Borders v. AtlantaAnnotate this Case
The issue this case presented for the Georgia Supreme Court’s review came from a class action challenging a 2011 City of Atlanta ordinance and the subsequent amendment by the City of its three defined benefit pension plans. The Ordinance and Amendment increased the percentage of salary required as the annual contributions of the members of the Plans. The action filed against the City, the Mayor, and members of the Atlanta City Council (collectively “Defendants”), was on behalf of City employees who participated in the Plans prior to November 1, 2011, and had not retired prior to that date, which was the start date for the increase, and were otherwise subject to the Amendment. The complaint alleged that Defendants breached Plaintiffs’ employment contracts and violated the impairment clause of the State Constitution when Defendants passed the portions of the Ordinance which increased the amounts that the Plaintiffs were required to contribute to the Plans, even though Plaintiffs would receive the same amount of retirement benefits to which they were already entitled prior to passage of the Ordinance. Plaintiffs sought a declaration that the subject portions of the Ordinance violated the Impairment Clause and that Plaintiffs were not required to continue to make the increased contributions to the Plans, and an order enjoining and restraining Defendants from collecting or attempting to collect the increased contributions.
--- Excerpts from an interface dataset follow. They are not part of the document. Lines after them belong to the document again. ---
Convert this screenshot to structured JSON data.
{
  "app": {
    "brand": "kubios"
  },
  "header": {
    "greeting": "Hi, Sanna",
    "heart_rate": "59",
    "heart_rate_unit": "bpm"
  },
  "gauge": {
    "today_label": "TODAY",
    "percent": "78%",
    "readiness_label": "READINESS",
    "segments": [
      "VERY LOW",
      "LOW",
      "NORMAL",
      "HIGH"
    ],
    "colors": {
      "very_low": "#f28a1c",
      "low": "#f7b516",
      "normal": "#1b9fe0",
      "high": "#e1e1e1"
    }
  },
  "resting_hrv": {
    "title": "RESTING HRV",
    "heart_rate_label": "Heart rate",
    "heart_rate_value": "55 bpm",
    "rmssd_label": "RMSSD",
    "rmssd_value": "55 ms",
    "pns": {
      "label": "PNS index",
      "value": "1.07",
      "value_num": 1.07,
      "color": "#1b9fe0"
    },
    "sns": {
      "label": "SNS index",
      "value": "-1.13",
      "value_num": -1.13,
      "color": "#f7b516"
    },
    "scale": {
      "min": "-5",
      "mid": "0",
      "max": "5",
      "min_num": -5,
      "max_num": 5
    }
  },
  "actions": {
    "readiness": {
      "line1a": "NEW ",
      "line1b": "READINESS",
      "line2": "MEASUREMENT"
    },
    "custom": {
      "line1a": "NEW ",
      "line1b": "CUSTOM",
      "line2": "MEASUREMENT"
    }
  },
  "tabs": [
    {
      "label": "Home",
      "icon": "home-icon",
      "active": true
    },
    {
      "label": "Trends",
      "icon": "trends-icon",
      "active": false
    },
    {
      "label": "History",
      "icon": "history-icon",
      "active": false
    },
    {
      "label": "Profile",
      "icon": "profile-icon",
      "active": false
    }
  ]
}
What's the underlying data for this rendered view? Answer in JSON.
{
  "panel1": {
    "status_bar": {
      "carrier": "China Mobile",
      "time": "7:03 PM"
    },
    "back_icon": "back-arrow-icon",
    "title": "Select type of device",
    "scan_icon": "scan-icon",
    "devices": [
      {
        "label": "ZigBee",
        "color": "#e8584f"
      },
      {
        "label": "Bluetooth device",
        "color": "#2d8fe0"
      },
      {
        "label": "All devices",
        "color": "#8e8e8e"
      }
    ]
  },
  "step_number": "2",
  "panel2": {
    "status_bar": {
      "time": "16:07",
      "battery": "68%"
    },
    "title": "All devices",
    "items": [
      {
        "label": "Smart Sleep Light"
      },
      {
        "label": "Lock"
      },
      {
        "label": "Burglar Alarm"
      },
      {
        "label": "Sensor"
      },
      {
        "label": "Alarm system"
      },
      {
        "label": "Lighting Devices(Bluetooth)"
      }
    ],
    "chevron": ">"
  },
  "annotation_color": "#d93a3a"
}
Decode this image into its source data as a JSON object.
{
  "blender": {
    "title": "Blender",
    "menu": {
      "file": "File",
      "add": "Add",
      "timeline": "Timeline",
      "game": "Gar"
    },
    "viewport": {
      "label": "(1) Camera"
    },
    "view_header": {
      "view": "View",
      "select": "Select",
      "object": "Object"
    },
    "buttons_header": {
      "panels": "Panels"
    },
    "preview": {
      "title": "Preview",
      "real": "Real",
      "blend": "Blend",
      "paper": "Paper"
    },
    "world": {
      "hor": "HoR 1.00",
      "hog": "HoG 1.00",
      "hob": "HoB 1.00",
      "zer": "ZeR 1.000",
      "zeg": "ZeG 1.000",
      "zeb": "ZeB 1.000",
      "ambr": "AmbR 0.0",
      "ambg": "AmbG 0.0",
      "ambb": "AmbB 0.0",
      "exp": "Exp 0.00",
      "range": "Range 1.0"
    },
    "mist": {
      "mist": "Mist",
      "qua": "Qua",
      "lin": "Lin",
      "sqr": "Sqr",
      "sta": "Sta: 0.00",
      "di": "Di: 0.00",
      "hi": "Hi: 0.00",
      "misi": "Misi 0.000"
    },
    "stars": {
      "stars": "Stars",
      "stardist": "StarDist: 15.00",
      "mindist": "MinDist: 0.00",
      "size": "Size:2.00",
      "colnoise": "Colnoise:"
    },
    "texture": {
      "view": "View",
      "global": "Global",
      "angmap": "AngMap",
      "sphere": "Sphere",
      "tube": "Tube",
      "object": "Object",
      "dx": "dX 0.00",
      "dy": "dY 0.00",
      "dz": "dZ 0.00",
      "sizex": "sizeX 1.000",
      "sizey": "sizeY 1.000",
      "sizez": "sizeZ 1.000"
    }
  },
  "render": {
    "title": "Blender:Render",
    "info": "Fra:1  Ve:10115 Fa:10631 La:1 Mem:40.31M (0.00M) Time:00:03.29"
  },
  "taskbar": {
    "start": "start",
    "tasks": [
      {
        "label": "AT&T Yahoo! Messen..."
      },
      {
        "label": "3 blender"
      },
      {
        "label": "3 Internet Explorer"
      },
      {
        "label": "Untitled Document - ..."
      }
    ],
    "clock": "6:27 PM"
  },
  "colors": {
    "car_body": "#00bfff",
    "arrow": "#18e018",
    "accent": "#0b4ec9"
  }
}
After review of the parties’ arguments on appeal, the Supreme Court affirmed the grant of summary judgment in favor of Defendants on Plaintiffs’ claims of breach of contract and unconstitutional impairment of contract and their consequent requests for declaratory and injunctive relief.